The petitioner argues that this regulation in attempting to apply the adjustment to the particular stock on which dividends were declared and paid goes beyond the statute and is void; that the statute itself does not specifically cover the situation of a corporation which has more than one class of stock and which makes such a distribution as this corporation made; and that, as specific warrant cannot be found in the law for the action of the Commissioner, there should be a reversal.
We accept the facts, of course, as they appear. That means that none of the dividends in question when paid affected either the ability or the liability of the corporation to pay to the preferred stockholders, upon liquidation, the par value of their stock. It is equally true that the dividends were paid neither out of increase in value of property accrued before March 1, 1913, nor out of earnings or profits. At least there is no such proof, and the petitioner does not claim that they were. In trying to make the test of the correctness of the Commissioner's action whether or not the payment of the dividends decreased the assets of the corporation, carried on its books primarily for the benefit of preferred stockholders, to the extent that a liquidating dividend would not have paid preferred stockholders the full par value of their shares, and reaching the conclusion that because the assets were not so impaired the statute is inapplicable, the petitioner is confronted with the fact that such a test neither falls within the language of the law nor within any permitted construction of it. It is certainly not to be presumed that Congress meant to legislate only in respect to corporations having but one class of stock and discriminate between such corporations and the large number which, to common knowledge, have more than one class. When the statute clearly states that the distribution "shall be applied against and reduce the basis of the stock," can there be any serious question but that the stock meant is the stock on which the distribution is made? It seems to us that there is no other reasonable meaning. The regulation containing the words "upon which declared" but recognized the plain import of the statute and is accordingly valid. If more were needed to establish its validity, reference might be had to the fact that Congress re-enacted the statute while the regulations in this respect were substantially the same. See Reg. 65, art. 1544, under the Revenue Act of 1924; also Reg. 74, art. 624, under the Act of 1928, and Reg. 77, art. 624, under the Act of 1932. Compare Shearman v. Commissioner (C.C.A.) 66 F.2d 256 (decided July 7); McCaughn v. Hershey Chocolate Co., 283 U.S. 488, 492, 493, 51 S. Ct. 510, 75 L. Ed. 1183; United States v. Kirby Lumber Co., 284 U.S. 1, 52 S. Ct. 4, 76 L. Ed. 131.
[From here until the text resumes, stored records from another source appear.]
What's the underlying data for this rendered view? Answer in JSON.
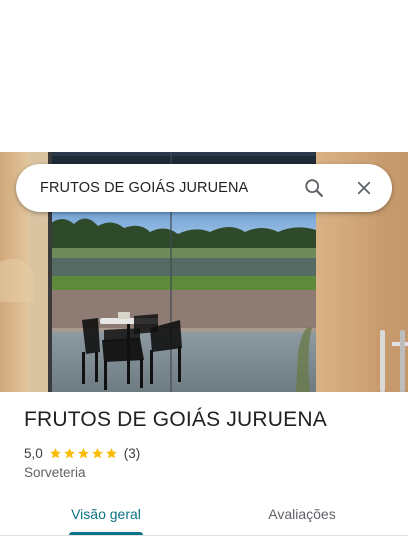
{
  "search": {
    "query": "FRUTOS DE GOIÁS JURUENA",
    "search_icon": "search-icon",
    "close_icon": "close-icon"
  },
  "hero": {
    "image": "storefront-photo"
  },
  "place": {
    "name": "FRUTOS DE GOIÁS JURUENA",
    "rating": "5,0",
    "stars": 5,
    "review_count": "(3)",
    "category": "Sorveteria"
  },
  "tabs": [
    {
      "label": "Visão geral",
      "active": true
    },
    {
      "label": "Avaliações",
      "active": false
    }
  ],
  "colors": {
    "accent": "#0b7185",
    "star": "#fbbc04",
    "text_primary": "#202124",
    "text_secondary": "#5f6368"
  }
}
The validity of the statute is unquestioned, and, as the action of the Commissioner was in accordance with a valid regulation, the decision of the Board of Tax Appeals was right.